* Assignment: In the entries below, find the lines with the word "Player" and copy them.
# # #
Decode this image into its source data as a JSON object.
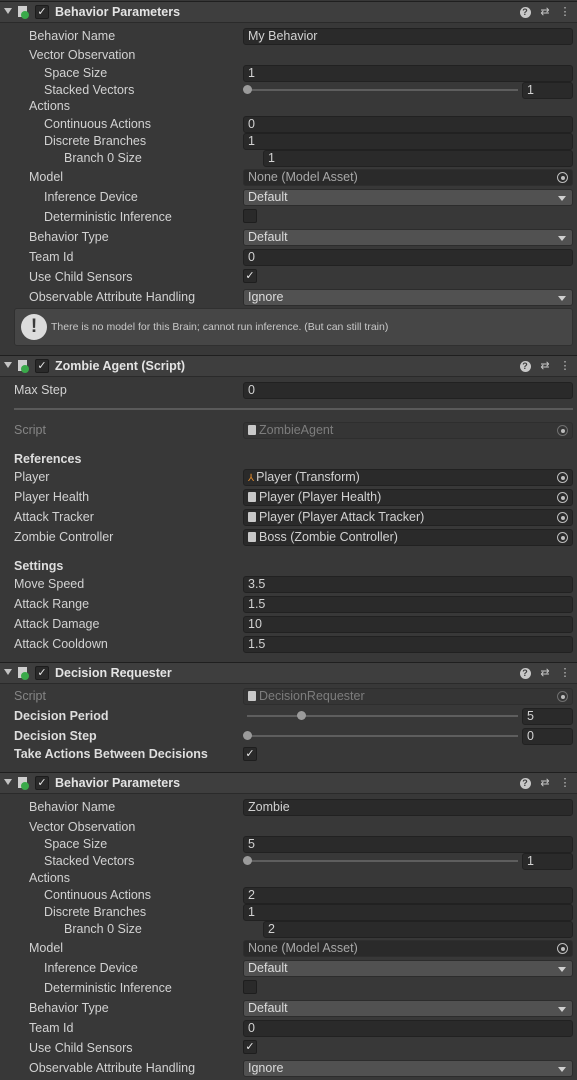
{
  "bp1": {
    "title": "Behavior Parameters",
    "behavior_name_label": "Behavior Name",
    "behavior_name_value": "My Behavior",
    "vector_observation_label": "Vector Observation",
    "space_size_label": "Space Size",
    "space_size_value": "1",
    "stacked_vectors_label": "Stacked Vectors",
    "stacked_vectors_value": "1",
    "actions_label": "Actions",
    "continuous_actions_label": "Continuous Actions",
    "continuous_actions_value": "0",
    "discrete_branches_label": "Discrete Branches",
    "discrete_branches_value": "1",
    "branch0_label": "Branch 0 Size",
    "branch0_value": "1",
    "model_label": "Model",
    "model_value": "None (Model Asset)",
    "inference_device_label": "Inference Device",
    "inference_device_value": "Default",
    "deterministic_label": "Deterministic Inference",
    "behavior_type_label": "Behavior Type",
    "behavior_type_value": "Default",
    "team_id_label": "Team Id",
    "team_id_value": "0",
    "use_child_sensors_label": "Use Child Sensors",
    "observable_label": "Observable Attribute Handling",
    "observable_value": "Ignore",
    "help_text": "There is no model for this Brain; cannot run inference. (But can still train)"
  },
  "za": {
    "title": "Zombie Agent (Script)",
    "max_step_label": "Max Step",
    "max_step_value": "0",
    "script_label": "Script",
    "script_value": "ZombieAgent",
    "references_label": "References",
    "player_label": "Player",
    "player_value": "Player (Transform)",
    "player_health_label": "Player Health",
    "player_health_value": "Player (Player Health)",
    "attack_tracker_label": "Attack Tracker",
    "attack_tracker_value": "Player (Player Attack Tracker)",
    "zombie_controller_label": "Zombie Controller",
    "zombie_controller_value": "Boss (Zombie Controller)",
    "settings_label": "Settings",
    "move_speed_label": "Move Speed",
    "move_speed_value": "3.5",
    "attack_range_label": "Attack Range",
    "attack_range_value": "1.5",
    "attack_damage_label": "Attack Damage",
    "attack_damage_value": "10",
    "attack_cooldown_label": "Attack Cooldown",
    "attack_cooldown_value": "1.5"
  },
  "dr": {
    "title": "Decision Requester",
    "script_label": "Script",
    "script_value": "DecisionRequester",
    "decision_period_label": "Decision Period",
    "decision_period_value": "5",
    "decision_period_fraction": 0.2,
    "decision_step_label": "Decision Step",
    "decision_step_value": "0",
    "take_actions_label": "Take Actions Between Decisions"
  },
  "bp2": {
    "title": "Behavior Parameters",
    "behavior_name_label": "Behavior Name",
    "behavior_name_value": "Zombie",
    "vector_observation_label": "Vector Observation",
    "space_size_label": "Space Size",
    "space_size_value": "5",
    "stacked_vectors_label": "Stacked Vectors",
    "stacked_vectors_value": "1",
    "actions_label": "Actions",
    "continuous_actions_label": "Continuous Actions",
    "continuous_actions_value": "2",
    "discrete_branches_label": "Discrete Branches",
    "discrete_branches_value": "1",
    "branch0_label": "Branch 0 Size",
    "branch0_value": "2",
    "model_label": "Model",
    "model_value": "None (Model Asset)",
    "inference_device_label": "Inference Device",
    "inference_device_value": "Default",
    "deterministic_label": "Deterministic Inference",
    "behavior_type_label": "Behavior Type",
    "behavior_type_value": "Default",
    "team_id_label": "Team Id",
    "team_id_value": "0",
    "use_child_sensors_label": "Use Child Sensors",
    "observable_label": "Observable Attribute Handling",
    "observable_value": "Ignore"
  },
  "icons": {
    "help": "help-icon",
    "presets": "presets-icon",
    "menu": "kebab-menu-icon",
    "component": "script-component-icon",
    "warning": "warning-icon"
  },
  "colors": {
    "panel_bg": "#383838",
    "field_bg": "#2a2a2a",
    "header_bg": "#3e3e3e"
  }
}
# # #
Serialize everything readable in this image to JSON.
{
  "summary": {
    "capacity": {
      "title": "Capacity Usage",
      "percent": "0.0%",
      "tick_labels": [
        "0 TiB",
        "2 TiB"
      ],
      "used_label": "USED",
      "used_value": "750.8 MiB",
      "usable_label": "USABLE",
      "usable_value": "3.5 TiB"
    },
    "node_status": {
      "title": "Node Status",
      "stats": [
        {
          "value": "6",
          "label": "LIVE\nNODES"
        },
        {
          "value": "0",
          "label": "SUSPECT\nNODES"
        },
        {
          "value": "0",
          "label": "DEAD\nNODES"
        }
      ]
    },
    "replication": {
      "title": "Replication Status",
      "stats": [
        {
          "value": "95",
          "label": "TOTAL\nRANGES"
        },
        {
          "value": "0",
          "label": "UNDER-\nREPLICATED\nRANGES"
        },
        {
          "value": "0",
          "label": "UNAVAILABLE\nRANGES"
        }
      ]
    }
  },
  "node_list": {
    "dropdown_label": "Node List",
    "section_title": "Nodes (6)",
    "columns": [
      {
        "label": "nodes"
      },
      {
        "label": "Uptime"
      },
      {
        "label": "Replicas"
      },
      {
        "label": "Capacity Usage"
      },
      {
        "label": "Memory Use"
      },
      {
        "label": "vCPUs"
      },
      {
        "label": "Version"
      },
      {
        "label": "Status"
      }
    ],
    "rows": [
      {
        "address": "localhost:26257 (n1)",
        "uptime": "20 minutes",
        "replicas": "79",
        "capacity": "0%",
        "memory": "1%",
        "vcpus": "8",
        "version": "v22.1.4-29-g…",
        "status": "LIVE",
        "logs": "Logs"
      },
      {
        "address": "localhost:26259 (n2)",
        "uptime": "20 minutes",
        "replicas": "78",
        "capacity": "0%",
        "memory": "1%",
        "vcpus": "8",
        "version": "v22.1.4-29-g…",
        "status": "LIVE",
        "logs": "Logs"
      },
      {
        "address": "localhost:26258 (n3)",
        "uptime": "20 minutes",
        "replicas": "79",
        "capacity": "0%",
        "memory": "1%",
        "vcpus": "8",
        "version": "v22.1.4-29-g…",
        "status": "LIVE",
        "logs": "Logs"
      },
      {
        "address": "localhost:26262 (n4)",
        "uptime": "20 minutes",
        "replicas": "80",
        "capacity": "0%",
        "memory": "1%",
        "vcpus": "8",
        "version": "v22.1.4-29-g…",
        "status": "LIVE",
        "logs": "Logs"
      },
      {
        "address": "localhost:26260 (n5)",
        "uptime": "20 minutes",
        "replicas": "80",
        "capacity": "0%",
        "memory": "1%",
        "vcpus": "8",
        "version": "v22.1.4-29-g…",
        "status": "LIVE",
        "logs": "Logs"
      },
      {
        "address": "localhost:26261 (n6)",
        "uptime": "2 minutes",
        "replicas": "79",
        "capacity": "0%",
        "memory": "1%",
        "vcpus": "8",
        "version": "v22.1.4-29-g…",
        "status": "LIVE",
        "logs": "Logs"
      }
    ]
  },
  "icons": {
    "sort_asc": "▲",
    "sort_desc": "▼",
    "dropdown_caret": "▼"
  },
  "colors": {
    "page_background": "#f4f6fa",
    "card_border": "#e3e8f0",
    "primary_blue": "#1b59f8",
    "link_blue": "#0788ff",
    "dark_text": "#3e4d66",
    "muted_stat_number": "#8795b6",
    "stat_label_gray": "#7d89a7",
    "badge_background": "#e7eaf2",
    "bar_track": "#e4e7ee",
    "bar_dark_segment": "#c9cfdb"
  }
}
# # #
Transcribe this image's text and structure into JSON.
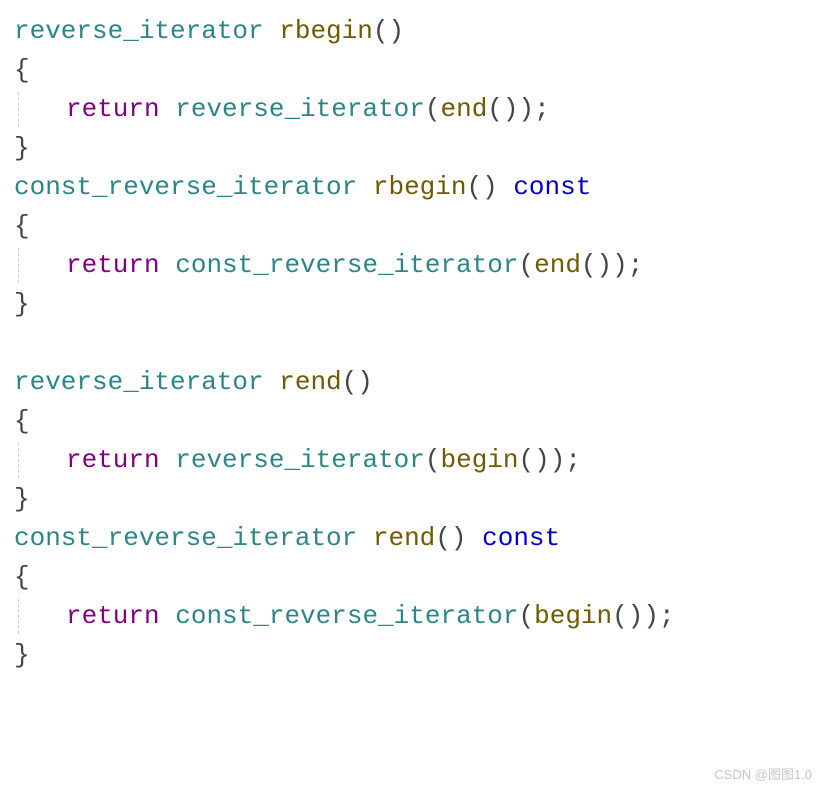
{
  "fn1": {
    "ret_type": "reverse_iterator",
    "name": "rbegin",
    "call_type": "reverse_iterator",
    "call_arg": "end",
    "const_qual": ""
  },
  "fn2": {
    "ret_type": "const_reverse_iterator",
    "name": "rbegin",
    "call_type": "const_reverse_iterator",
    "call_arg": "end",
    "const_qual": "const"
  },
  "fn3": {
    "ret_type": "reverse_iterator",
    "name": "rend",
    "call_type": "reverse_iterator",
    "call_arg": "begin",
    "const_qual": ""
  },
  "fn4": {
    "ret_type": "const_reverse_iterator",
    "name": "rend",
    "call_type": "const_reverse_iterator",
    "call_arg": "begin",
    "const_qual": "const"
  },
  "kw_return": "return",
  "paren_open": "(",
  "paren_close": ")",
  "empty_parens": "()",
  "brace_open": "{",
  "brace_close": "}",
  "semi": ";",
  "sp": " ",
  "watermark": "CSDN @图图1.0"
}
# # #
* Result:
    "player_label": "Player",
    "player_value": "Player (Transform)",
    "player_health_label": "Player Health",
    "player_health_value": "Player (Player Health)",
    "attack_tracker_value": "Player (Player Attack Tracker)",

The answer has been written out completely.